When I read the summary of this book I thought, “Hmm, this could be interesting.” Well, it turns out the summary that you see on the cover or on a website is about the most interesting part of the book. By way of a positive, it is obvious that a good bit of historical research went in to writing this book. I learned some things about a few historical figures that I had not known before. In fact, if this had not been written as a novel and instead been written as an exploration of the principles for success of the various historical figures in the book it would have been a much better and more readable text.
As the book stands, it is mediocre at best. One of the marks of good writing and good character development is being able to read the lines of a character on a page and distinguish who is talking. Basically, the author fails to make his characters sound different. In good writing, the different characters use different words and sentence structure to distinguish their dialog and the author has to rely less on descriptors.

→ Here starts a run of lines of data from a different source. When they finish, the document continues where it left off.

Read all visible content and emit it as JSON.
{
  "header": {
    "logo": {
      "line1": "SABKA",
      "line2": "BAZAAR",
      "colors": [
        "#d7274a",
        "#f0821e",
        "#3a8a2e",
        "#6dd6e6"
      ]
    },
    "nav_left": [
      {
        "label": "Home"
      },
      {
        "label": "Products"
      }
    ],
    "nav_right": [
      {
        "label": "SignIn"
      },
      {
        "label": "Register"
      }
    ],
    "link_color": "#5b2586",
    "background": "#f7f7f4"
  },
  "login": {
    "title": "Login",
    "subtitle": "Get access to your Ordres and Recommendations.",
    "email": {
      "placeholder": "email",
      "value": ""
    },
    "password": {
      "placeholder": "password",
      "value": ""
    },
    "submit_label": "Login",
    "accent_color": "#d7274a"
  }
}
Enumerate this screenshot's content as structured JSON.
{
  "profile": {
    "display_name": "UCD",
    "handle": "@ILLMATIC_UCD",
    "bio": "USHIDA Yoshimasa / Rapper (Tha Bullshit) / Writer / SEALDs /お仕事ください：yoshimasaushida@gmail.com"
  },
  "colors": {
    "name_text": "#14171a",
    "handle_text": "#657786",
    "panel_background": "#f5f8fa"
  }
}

If you have done a good job establishing that a character is arrogant, then you shouldn’t need to use descriptors every time the character speaks (e.g. ‘Churchill replied somewhat arrogantly”) . Andrews does this repeatedly and all his characters, despite coming from vastly different historical times, sound the same. Why does Anne Frank sound like Benjamin Franklin who in turn sounds just like Joan of Arc?
If you are looking for engaging writing, I’m afraid you will have to look elsewhere. The principles “that will save humanity” that are presented in the book are interesting and the way Andrews explores them through the lens of history is interesting, but the dialog and main plot device all feel very weak and contrived and thus make a book that could have been good had it been presented another way quite a bore to read.
Full Disclosure- I was provided a copy of this book from the publisher. I was not required to write a positive review.